====== DATA PROVIDED ======

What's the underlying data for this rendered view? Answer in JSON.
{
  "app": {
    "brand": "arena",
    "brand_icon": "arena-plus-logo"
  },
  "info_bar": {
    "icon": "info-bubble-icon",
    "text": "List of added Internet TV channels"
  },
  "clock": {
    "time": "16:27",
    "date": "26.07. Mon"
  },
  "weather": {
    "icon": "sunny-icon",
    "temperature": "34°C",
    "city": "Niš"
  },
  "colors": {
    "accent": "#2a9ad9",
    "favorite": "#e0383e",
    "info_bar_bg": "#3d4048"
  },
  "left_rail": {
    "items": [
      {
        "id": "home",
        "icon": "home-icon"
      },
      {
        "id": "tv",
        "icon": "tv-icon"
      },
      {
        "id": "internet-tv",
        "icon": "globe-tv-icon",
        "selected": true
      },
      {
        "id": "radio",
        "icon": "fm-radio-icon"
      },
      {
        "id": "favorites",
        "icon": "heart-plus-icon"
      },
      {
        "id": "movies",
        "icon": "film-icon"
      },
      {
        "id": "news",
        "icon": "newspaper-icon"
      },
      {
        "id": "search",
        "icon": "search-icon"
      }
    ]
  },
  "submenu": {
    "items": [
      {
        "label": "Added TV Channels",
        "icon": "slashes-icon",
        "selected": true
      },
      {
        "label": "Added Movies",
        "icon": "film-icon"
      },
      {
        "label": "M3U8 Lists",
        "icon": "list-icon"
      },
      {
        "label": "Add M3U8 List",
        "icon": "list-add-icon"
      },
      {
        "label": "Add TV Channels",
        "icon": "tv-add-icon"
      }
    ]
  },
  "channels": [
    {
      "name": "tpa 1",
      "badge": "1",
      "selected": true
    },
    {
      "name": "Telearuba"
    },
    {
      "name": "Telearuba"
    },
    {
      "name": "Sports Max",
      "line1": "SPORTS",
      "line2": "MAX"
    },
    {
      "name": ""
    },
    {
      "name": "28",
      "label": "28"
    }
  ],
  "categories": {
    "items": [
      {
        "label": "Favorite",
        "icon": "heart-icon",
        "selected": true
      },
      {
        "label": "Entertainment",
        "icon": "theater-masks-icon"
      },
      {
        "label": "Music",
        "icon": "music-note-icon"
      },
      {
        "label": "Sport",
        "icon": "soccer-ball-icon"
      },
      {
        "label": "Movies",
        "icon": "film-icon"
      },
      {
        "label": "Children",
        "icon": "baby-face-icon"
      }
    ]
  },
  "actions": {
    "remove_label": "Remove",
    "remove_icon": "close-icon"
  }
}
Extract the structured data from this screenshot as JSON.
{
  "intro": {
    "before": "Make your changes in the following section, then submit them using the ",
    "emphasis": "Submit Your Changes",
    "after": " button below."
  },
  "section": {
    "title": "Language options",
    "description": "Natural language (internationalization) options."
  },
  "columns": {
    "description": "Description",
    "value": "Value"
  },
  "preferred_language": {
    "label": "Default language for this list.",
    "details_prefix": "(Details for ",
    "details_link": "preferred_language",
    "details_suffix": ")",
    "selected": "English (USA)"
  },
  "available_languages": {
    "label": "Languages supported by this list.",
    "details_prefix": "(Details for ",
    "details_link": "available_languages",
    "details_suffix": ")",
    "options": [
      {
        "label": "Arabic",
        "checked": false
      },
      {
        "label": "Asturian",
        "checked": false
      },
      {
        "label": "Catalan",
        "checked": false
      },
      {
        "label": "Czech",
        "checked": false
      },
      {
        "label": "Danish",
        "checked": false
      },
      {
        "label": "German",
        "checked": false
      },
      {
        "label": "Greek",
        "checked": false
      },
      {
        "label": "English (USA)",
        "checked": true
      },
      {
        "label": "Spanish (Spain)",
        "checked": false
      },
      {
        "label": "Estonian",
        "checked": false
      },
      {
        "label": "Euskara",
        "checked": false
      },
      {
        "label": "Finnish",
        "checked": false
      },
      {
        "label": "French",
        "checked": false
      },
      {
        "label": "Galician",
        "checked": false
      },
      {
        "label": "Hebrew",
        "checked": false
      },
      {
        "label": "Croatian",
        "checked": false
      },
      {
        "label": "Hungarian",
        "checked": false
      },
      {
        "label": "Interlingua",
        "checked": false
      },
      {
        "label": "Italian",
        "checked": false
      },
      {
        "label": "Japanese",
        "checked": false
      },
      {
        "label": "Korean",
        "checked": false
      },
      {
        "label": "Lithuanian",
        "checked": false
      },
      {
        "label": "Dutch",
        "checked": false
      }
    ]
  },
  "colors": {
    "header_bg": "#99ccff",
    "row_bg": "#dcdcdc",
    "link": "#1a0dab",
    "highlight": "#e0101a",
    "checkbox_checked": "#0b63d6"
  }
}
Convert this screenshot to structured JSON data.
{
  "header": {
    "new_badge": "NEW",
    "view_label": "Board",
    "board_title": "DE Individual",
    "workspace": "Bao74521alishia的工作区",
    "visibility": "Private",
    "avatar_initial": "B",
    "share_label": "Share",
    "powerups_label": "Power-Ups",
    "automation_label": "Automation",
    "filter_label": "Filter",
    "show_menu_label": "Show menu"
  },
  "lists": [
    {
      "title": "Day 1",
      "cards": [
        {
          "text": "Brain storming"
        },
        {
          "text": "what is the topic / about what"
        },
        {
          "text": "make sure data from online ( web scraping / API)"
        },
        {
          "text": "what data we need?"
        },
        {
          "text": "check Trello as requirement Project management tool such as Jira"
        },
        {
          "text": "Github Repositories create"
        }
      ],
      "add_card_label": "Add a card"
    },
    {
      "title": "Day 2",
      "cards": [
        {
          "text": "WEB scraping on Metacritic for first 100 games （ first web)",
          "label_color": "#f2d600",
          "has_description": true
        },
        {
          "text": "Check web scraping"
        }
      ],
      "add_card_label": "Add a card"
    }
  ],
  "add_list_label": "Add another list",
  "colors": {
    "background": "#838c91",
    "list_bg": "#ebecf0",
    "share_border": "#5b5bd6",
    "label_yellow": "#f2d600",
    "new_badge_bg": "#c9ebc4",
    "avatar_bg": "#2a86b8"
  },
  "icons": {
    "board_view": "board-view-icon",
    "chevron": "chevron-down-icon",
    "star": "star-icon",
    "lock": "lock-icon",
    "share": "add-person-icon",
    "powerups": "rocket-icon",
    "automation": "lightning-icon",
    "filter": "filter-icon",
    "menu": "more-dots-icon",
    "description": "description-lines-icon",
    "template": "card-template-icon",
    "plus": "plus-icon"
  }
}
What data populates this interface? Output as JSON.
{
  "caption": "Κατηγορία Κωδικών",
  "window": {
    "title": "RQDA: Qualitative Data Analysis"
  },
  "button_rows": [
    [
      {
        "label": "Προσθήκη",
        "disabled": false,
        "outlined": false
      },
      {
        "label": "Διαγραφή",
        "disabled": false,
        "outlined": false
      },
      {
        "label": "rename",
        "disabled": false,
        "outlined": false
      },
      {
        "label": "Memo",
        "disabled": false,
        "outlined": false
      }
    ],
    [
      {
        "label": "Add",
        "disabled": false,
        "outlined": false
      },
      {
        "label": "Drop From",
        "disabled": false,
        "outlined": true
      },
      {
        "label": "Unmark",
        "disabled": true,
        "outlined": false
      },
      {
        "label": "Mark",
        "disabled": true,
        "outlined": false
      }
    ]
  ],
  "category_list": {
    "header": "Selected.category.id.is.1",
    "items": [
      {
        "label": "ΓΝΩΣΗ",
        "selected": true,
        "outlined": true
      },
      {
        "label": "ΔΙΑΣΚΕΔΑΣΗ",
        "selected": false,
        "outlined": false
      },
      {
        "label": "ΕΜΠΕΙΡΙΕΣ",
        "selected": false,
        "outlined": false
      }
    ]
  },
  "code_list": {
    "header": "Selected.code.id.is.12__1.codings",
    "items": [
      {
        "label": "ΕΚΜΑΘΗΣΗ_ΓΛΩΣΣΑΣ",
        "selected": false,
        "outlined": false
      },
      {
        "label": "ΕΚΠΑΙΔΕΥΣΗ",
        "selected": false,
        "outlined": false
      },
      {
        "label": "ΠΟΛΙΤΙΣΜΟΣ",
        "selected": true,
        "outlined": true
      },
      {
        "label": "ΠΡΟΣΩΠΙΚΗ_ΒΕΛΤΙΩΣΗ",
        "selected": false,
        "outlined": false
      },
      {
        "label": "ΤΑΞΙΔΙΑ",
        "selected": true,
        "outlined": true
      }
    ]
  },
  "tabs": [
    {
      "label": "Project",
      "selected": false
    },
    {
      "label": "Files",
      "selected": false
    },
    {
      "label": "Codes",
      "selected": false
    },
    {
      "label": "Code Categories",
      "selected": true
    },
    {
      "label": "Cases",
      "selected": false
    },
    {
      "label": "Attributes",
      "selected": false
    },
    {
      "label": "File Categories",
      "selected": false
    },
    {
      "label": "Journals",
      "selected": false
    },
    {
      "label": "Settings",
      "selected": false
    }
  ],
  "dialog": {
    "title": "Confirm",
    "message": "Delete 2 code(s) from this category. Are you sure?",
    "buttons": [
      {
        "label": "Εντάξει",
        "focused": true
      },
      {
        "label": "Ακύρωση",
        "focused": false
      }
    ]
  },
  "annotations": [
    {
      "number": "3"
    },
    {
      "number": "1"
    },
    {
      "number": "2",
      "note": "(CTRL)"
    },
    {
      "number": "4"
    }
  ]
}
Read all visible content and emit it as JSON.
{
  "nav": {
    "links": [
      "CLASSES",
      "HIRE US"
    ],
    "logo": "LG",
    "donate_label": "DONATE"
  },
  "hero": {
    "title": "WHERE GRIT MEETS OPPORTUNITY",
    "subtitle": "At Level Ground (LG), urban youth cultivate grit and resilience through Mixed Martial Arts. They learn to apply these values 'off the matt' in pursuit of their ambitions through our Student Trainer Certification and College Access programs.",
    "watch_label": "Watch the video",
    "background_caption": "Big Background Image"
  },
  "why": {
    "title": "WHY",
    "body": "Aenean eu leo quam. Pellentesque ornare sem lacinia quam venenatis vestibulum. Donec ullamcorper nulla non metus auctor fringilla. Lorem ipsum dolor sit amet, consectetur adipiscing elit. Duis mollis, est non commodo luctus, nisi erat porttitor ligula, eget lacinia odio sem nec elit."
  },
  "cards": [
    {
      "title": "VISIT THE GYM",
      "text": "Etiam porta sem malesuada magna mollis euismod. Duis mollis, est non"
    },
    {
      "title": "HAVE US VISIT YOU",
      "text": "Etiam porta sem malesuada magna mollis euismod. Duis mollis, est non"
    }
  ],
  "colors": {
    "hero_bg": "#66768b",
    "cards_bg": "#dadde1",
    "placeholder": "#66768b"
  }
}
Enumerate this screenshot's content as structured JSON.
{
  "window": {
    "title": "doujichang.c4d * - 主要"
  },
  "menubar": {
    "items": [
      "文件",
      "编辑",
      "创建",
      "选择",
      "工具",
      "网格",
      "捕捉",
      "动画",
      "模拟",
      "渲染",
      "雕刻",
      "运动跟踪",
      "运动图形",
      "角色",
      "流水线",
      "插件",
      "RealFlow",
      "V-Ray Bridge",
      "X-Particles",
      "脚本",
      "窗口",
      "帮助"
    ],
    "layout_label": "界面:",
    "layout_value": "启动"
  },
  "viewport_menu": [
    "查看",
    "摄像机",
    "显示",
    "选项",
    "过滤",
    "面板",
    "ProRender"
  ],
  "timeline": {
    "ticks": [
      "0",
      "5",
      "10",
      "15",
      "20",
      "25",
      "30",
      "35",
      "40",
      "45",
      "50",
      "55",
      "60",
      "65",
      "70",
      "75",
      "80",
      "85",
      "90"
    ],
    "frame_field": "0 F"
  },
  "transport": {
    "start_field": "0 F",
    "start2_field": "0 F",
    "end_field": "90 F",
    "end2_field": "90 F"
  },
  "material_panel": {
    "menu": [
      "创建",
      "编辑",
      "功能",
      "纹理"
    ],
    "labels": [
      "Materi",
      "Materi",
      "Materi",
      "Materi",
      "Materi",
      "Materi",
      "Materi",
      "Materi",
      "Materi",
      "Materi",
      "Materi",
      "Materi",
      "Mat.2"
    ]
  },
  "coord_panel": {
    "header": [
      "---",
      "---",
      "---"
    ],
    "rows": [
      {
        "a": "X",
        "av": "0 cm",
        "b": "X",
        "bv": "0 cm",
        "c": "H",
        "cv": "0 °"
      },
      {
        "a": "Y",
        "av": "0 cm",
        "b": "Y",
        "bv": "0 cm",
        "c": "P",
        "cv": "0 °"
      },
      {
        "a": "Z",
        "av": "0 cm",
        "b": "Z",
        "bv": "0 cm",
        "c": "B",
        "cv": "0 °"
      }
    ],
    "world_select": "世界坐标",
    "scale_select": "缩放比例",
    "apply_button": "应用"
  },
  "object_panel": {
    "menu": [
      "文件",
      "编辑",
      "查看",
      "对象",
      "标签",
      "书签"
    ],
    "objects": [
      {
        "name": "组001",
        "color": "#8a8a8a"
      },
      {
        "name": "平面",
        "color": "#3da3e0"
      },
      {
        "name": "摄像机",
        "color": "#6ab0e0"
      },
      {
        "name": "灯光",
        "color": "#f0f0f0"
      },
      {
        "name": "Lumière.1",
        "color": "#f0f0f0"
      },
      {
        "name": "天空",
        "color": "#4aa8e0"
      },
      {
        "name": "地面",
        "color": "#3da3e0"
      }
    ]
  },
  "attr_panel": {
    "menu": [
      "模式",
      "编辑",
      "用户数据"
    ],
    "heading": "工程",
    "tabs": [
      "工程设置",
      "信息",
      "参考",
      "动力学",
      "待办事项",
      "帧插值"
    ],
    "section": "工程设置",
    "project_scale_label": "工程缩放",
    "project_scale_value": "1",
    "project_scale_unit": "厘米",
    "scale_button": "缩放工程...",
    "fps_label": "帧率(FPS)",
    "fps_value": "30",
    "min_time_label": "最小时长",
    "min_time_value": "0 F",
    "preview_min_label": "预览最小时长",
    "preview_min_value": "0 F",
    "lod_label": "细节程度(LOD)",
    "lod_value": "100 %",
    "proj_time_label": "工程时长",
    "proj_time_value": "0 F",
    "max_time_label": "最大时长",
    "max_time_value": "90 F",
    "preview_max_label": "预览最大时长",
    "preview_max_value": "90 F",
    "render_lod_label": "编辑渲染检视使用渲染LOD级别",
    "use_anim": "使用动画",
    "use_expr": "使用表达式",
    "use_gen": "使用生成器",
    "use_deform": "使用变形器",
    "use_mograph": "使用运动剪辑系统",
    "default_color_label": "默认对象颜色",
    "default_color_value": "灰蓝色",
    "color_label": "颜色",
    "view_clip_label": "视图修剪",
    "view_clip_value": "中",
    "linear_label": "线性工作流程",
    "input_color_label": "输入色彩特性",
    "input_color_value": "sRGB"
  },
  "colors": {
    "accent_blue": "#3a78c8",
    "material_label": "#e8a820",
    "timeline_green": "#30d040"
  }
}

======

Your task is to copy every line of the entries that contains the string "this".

→ **EXERCISE OUTPUT**:
What's the underlying data for this rendered view? Answer in JSON.
Extract the structured data from this screenshot as JSON.
    "label": "Default language for this list.",
    "label": "Languages supported by this list.",
Convert this screenshot to structured JSON data.
What data populates this interface? Output as JSON.
    "message": "Delete 2 code(s) from this category. Are you sure?",
Enumerate this screenshot's content as structured JSON.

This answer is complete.